Vice-President of the European Commission, Vera Jourova has spoken about her concerns about the threats to democracy resulting from the COVID-19 emergency measures across Europe.
In a speech given yesterday in Brussels, she asked: “what will be the state of European democracies after the crisis is gone?”
Speaking of her own experience under the authoritarian regime in Communist Czechoslovakia, Jourova said that “I know things can go wrong and that rights, freedom and democracy are not a given forever. If we want to preserve and uphold them, we must cherish them and fight for them.”
Jourova recognized that during a crisis, a balance needs to be struck between defeating the virus and safeguarding democracy and citizens’ rights and freedoms. She said that most of the measures that were introduced in Member States were legitimate but that they should all include democratic safeguards.

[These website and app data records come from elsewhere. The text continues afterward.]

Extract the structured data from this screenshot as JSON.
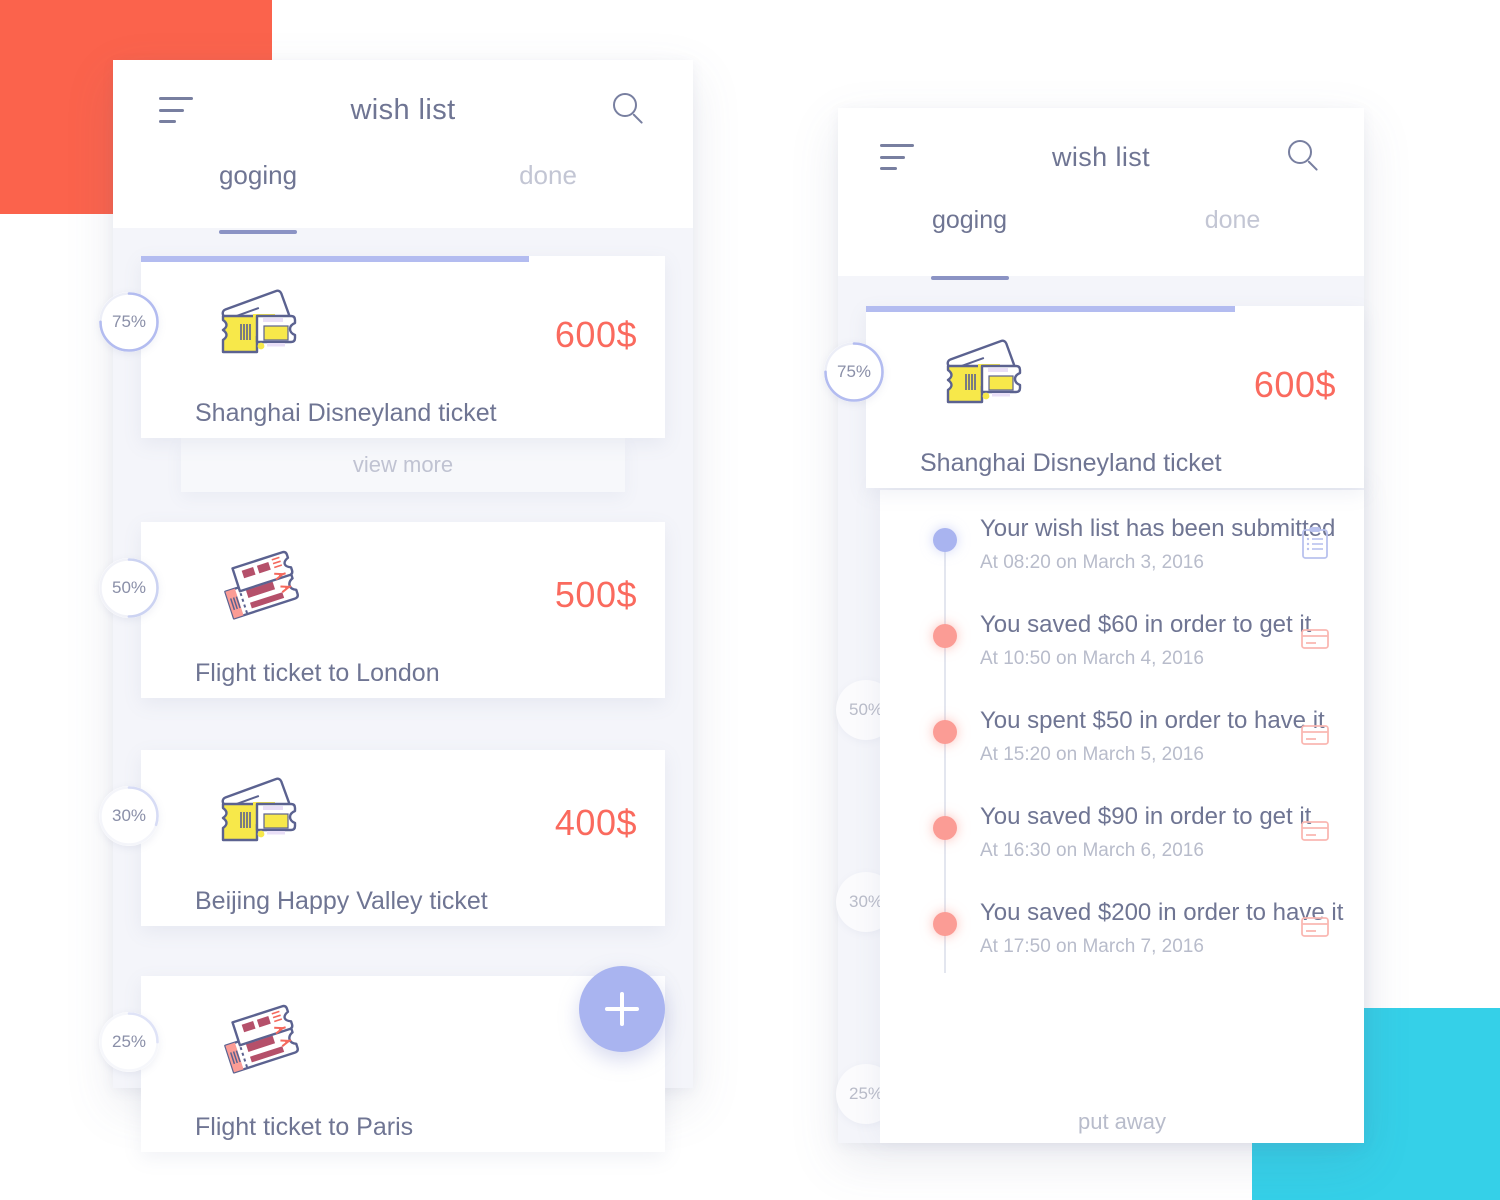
{
  "theme": {
    "coral_square": "#FB634C",
    "teal_square": "#35D0E8",
    "accent_periwinkle": "#A9B4F0",
    "price_red": "#FA6A5E",
    "text_primary": "#6F7593",
    "text_muted": "#C3C6D4"
  },
  "phone_left": {
    "header": {
      "menu_icon": "hamburger-icon",
      "title": "wish list",
      "search_icon": "search-icon"
    },
    "tabs": [
      {
        "label": "goging",
        "active": true
      },
      {
        "label": "done",
        "active": false
      }
    ],
    "items": [
      {
        "progress": "75%",
        "title": "Shanghai Disneyland ticket",
        "price": "600$",
        "icon": "yellow-ticket-icon",
        "expanded": true,
        "view_more_label": "view more"
      },
      {
        "progress": "50%",
        "title": "Flight ticket to London",
        "price": "500$",
        "icon": "red-flight-ticket-icon",
        "expanded": false
      },
      {
        "progress": "30%",
        "title": "Beijing Happy Valley ticket",
        "price": "400$",
        "icon": "yellow-ticket-icon",
        "expanded": false
      },
      {
        "progress": "25%",
        "title": "Flight ticket to Paris",
        "price": "",
        "icon": "red-flight-ticket-icon",
        "expanded": false
      }
    ],
    "fab": {
      "icon": "plus-icon",
      "label": "+"
    }
  },
  "phone_right": {
    "header": {
      "menu_icon": "hamburger-icon",
      "title": "wish list",
      "search_icon": "search-icon"
    },
    "tabs": [
      {
        "label": "goging",
        "active": true
      },
      {
        "label": "done",
        "active": false
      }
    ],
    "featured_item": {
      "progress": "75%",
      "title": "Shanghai Disneyland ticket",
      "price": "600$",
      "icon": "yellow-ticket-icon"
    },
    "background_items": [
      {
        "progress": "50%"
      },
      {
        "progress": "30%"
      },
      {
        "progress": "25%"
      }
    ],
    "timeline": [
      {
        "text": "Your wish list has been submitted",
        "time": "At 08:20 on  March 3, 2016",
        "dot": "blue",
        "icon": "clipboard-icon"
      },
      {
        "text": "You saved $60 in order to get it",
        "time": "At 10:50 on  March 4, 2016",
        "dot": "red",
        "icon": "credit-card-icon"
      },
      {
        "text": "You spent $50 in order to have it",
        "time": "At 15:20 on  March 5, 2016",
        "dot": "red",
        "icon": "credit-card-icon"
      },
      {
        "text": "You saved $90 in order to get it",
        "time": "At 16:30 on  March 6, 2016",
        "dot": "red",
        "icon": "credit-card-icon"
      },
      {
        "text": "You saved $200 in order to have it",
        "time": "At 17:50 on  March 7, 2016",
        "dot": "red",
        "icon": "credit-card-icon"
      }
    ],
    "put_away_label": "put away"
  }
}
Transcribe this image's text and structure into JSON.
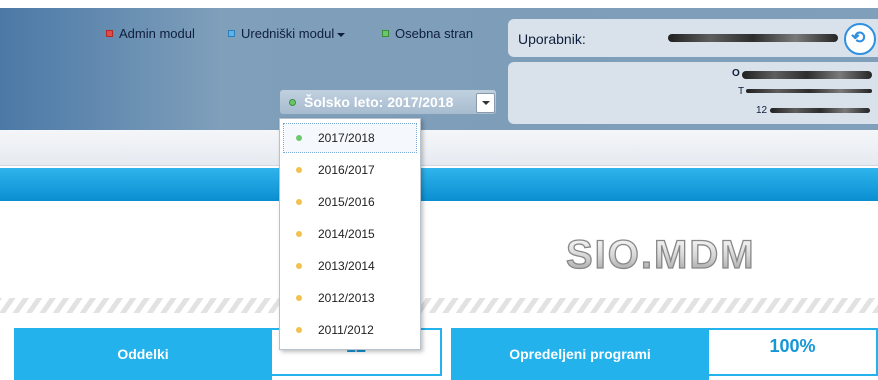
{
  "nav": {
    "admin": "Admin modul",
    "editor": "Uredniški modul",
    "personal": "Osebna stran"
  },
  "user": {
    "label": "Uporabnik:",
    "info_prefix_1": "O",
    "info_prefix_2": "T",
    "info_prefix_3": "12"
  },
  "school_year": {
    "selected": "Šolsko leto: 2017/2018",
    "options": [
      {
        "label": "2017/2018",
        "status": "current"
      },
      {
        "label": "2016/2017",
        "status": "past"
      },
      {
        "label": "2015/2016",
        "status": "past"
      },
      {
        "label": "2014/2015",
        "status": "past"
      },
      {
        "label": "2013/2014",
        "status": "past"
      },
      {
        "label": "2012/2013",
        "status": "past"
      },
      {
        "label": "2011/2012",
        "status": "past"
      }
    ]
  },
  "logo": {
    "text": "SIO.MDM"
  },
  "stats": [
    {
      "label": "Oddelki",
      "value": "12"
    },
    {
      "label": "Opredeljeni programi",
      "value": "100%"
    }
  ],
  "colors": {
    "accent": "#24b2ec",
    "current_dot": "#6cc96d",
    "past_dot": "#f2c14e"
  }
}
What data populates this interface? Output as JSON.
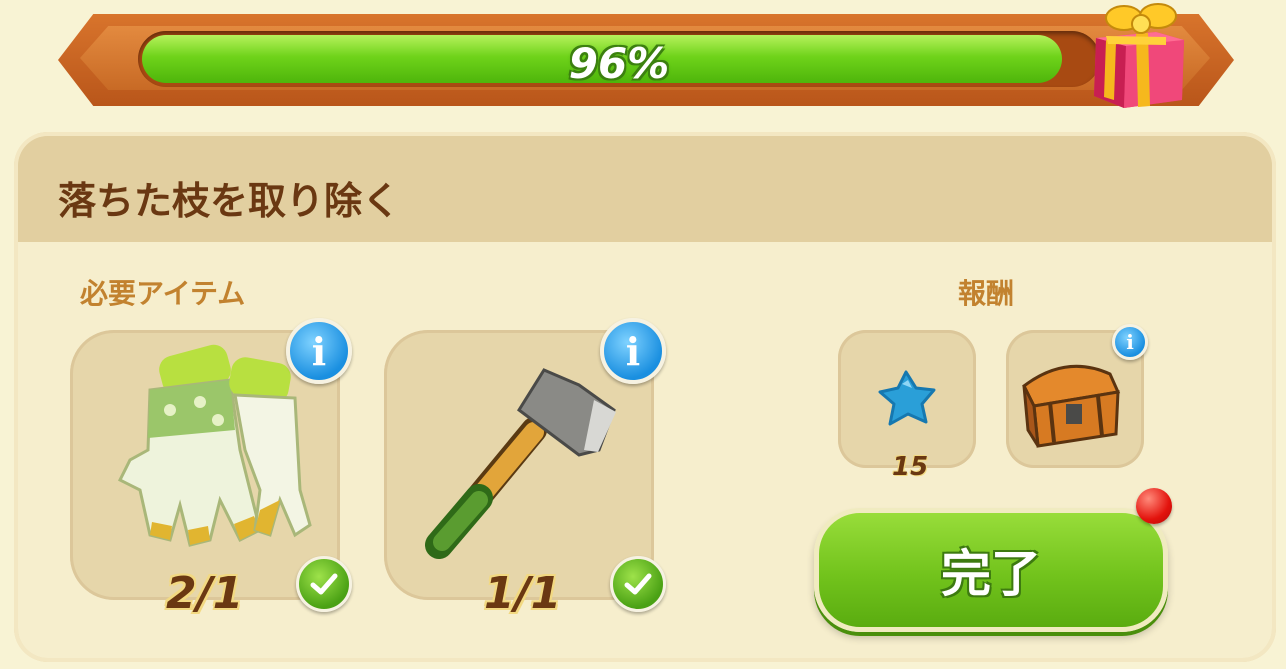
{
  "progress": {
    "value": 0.96,
    "label": "96%",
    "reward_icon": "gift-box-icon"
  },
  "task": {
    "title": "落ちた枝を取り除く"
  },
  "required": {
    "label": "必要アイテム",
    "items": [
      {
        "name": "gloves",
        "icon": "gloves-icon",
        "count": "2/1",
        "completed": true
      },
      {
        "name": "axe",
        "icon": "axe-icon",
        "count": "1/1",
        "completed": true
      }
    ]
  },
  "rewards": {
    "label": "報酬",
    "items": [
      {
        "icon": "blue-star-icon",
        "count": "15"
      },
      {
        "icon": "treasure-chest-icon"
      }
    ]
  },
  "complete_button": {
    "label": "完了",
    "notification": true
  },
  "colors": {
    "accent_green": "#6fd31a",
    "frame_orange": "#c86a25",
    "title_brown": "#6a3812"
  }
}
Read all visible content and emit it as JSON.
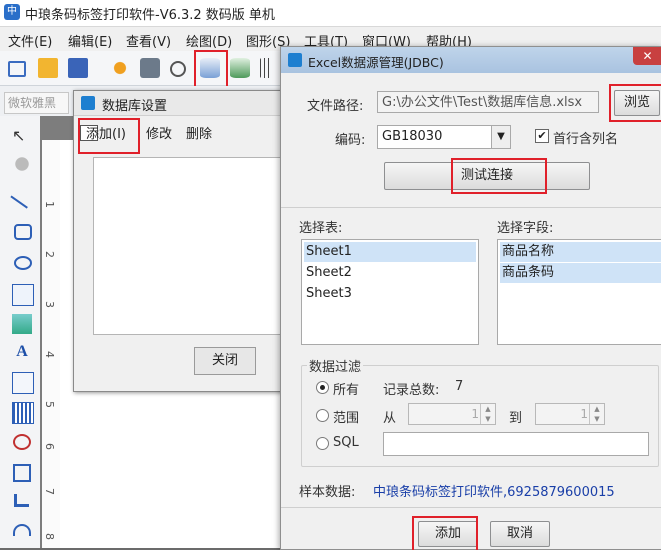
{
  "app": {
    "title": "中琅条码标签打印软件-V6.3.2 数码版 单机",
    "logo": "中"
  },
  "menu": [
    "文件(E)",
    "编辑(E)",
    "查看(V)",
    "绘图(D)",
    "图形(S)",
    "工具(T)",
    "窗口(W)",
    "帮助(H)"
  ],
  "toolbar": {
    "font_field": "微软雅黑"
  },
  "ruler_ticks": [
    "1",
    "2",
    "3",
    "4",
    "5",
    "6",
    "7",
    "8"
  ],
  "db_dialog": {
    "title": "数据库设置",
    "add_label": "添加(I)",
    "edit_label": "修改",
    "delete_label": "删除",
    "close_label": "关闭"
  },
  "excel_dialog": {
    "title": "Excel数据源管理(JDBC)",
    "close_glyph": "✕",
    "file_path_label": "文件路径:",
    "file_path_value": "G:\\办公文件\\Test\\数据库信息.xlsx",
    "browse_label": "浏览",
    "encoding_label": "编码:",
    "encoding_value": "GB18030",
    "first_row_header_label": "首行含列名",
    "first_row_header_checked": true,
    "test_connection_label": "测试连接",
    "select_table_label": "选择表:",
    "tables": [
      "Sheet1",
      "Sheet2",
      "Sheet3"
    ],
    "selected_table": "Sheet1",
    "select_fields_label": "选择字段:",
    "fields": [
      "商品名称",
      "商品条码"
    ],
    "filter_label": "数据过滤",
    "filter_all_label": "所有",
    "record_total_label": "记录总数:",
    "record_total_value": "7",
    "filter_range_label": "范围",
    "range_from_label": "从",
    "range_from_value": "1",
    "range_to_label": "到",
    "range_to_value": "1",
    "filter_sql_label": "SQL",
    "sample_label": "样本数据:",
    "sample_value": "中琅条码标签打印软件,6925879600015",
    "add_label": "添加",
    "cancel_label": "取消"
  },
  "colors": {
    "highlight_red": "#e0202a",
    "list_selection": "#cfe3f7",
    "sample_text": "#1a3fa8"
  }
}
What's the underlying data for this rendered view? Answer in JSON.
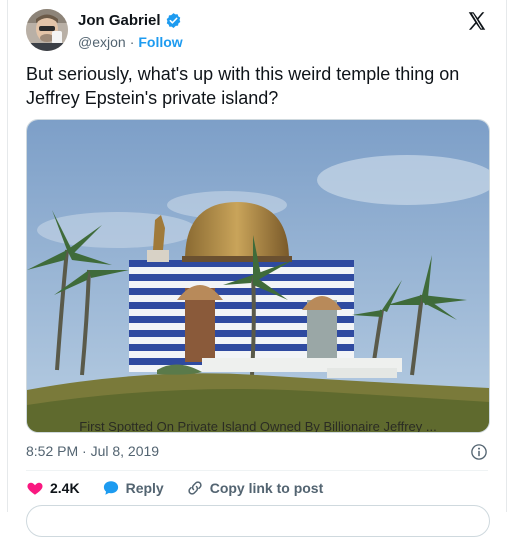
{
  "author": {
    "display_name": "Jon Gabriel",
    "handle": "@exjon",
    "separator": "·",
    "follow_label": "Follow"
  },
  "tweet": {
    "text": "But seriously, what's up with this weird temple thing on Jeffrey Epstein's private island?",
    "media_caption": "First Spotted On Private Island Owned By Billionaire Jeffrey ...",
    "timestamp": "8:52 PM · Jul 8, 2019"
  },
  "actions": {
    "like_count": "2.4K",
    "reply_label": "Reply",
    "copy_link_label": "Copy link to post"
  },
  "colors": {
    "accent": "#1d9bf0",
    "like": "#f91880",
    "text_secondary": "#536471"
  },
  "icons": [
    "verified-badge-icon",
    "x-logo-icon",
    "info-icon",
    "heart-icon",
    "reply-bubble-icon",
    "link-icon"
  ]
}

“Any emergency measure must be limited to what is necessary and strictly proportionate and cannot mean “switching off” national constitutions or EU law. Such measures have to be limited in time, and face scrutiny of the people,” she said.
She announced that the European Commission will be monitoring the emergency situation throughout Member States, particularly their impact on the rule of law and fundamental human rights. The focus will be to scrutinise limitations which could go beyond what is proportionate and to identify any breaches of EU law.
The Commission will engage with citizens, journalists, civil society organisations and information made available by the government of each Member State.
Jourove stated that they will be paying particular attention to freedom of expression and the way independent media is treated. She said they are not only an industry sector, but they are the fourth estate and an essential part of democracy.
Lastly, she highlighted the plight of Europe’s minorities and the less fortunate in society.
“The COVID-19 crisis is exacerbating pre-existing inequalities. Due to stigma, stereotypes and racial discrimination, many people face additional challenges during these times. I see reports about increased violence against women, about increased racism,” she said.
Jourova concluded that democracy is fragile and needs to be taken care of to prevent it being abused or not taken seriously.